I love what I do and I’ve been fortunate enough to work with a lot of amazing art directors on a lot of great projects. I’m always grateful for the work I get. But I’ve talked to a lot of women in the industry over the years, and there is a clear pattern we’ve all experienced. One day a few months ago, I was commissioned to work on the backlist of a prolific women’s lit author. Minutes later, an art director called about a memoir in which the author was “always the bridesmaid.” Later that day: a novel about a wife dealing with her husband’s indifference while balancing her new career and motherhood. Three projects from three different art directors. All aimed directly at women readers.
I doubt that many of my male colleagues have had the same experience. And that day wasn’t an anomaly.

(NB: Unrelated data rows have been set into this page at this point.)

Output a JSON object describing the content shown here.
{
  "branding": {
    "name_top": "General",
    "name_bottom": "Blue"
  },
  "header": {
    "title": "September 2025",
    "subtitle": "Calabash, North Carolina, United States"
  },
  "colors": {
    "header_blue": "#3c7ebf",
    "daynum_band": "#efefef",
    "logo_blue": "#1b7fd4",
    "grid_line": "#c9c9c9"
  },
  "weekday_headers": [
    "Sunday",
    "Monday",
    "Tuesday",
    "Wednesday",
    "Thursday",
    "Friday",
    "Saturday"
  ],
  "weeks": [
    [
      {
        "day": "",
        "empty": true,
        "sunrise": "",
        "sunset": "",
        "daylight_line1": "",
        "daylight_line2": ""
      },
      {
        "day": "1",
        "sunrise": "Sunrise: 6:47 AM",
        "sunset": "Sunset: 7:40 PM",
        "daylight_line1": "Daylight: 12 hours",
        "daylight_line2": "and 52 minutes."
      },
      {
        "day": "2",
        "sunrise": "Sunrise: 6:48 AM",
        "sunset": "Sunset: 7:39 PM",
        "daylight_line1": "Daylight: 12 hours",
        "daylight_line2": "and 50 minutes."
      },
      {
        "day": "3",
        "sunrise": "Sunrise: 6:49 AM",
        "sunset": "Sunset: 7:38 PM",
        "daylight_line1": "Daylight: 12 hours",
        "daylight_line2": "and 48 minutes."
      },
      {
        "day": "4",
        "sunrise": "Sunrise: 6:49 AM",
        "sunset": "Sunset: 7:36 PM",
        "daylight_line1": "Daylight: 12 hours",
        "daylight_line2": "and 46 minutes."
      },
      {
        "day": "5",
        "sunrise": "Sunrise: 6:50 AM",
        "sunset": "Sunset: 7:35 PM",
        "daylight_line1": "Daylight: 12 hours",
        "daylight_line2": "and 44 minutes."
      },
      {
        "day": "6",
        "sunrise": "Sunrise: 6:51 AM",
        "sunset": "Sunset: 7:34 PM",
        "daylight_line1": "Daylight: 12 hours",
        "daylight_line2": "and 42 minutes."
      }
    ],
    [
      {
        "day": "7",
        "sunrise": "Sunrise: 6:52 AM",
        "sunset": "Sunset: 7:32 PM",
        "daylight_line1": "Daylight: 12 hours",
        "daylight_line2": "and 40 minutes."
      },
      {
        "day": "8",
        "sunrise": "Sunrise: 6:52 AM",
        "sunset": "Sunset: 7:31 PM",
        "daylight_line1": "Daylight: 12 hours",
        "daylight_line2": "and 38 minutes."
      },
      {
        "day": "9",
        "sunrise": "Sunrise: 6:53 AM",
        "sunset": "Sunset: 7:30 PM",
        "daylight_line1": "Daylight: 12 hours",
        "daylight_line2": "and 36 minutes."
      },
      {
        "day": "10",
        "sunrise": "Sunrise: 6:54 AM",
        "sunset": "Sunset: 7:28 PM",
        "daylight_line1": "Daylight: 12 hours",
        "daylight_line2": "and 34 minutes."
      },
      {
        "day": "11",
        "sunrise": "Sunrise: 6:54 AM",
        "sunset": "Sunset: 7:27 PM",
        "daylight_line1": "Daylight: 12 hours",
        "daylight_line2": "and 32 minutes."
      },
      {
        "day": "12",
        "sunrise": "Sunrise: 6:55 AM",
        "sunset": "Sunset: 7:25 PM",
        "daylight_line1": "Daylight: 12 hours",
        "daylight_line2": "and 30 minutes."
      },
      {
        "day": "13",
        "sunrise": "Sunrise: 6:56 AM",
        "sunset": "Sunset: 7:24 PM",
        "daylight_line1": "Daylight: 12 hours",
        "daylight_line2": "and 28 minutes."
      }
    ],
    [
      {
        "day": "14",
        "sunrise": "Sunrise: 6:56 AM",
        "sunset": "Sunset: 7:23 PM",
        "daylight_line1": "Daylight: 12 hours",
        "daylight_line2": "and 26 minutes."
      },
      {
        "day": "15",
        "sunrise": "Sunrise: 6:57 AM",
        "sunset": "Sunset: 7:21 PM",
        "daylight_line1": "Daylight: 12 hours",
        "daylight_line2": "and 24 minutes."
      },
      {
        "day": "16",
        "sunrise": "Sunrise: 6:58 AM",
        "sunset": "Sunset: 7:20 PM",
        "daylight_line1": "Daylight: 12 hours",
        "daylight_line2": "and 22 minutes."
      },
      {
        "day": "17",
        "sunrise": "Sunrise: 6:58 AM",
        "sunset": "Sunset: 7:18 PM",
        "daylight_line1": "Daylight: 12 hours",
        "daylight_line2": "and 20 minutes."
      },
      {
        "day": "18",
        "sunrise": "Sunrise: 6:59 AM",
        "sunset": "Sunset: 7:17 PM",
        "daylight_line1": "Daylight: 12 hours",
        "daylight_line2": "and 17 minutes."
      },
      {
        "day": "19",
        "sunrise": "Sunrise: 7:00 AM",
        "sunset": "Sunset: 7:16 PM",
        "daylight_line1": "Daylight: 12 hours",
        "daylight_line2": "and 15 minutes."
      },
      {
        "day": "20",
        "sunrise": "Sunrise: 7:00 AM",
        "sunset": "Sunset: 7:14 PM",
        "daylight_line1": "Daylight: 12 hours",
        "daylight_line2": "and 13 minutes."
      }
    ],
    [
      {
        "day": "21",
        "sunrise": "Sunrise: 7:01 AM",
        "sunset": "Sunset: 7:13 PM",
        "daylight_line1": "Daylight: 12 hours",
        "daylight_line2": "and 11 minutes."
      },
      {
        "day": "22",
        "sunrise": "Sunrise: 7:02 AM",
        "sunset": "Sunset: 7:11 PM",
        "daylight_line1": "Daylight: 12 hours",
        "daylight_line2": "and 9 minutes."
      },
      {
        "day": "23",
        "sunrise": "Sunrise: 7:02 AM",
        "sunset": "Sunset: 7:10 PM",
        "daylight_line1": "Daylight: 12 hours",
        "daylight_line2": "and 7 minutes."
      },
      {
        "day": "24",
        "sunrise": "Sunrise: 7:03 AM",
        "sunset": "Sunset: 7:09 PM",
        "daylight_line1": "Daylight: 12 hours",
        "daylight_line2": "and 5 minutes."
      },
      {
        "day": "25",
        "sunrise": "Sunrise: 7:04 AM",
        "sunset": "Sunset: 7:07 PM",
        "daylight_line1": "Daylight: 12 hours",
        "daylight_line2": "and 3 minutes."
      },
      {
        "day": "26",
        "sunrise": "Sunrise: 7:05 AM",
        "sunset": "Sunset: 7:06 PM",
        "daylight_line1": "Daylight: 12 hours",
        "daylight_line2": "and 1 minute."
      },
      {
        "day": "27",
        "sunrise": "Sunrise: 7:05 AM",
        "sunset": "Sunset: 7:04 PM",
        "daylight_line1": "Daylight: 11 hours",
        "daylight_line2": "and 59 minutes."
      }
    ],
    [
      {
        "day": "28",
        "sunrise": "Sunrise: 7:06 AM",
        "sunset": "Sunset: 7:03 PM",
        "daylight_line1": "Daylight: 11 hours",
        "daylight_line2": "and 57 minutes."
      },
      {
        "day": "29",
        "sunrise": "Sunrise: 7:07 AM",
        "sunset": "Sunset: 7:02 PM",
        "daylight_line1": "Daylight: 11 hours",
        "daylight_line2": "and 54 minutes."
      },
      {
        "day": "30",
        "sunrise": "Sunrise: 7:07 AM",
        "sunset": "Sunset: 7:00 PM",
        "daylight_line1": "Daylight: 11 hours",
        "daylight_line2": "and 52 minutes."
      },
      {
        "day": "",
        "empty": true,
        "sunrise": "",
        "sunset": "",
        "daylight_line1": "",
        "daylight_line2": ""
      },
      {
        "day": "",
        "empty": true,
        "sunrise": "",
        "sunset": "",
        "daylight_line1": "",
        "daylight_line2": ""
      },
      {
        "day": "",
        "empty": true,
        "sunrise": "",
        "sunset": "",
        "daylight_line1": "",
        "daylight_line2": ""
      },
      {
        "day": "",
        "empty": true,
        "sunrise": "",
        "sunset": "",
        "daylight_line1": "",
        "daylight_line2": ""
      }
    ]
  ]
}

The talented art director and cover designer Catherine Casalino has told me, “When you’re on the receiving end of a project, it’s hard to say no, and even harder to explain why you don’t want to work exclusively on women’s fiction,” and continued with, “I think if we mixed things up a little more—hired women to design sports books and hired men to design cookbooks—we’d get some fresh and unexpected designs. And that would benefit all of us in the industry.” Another female designer has written to me saying, “It’s no surprise that women are assigned these topics—being women, it’s natural to assume we are interested in these things—but sometimes the associations are so tenuous that you start wondering if the gender bias is actually a form of laziness.”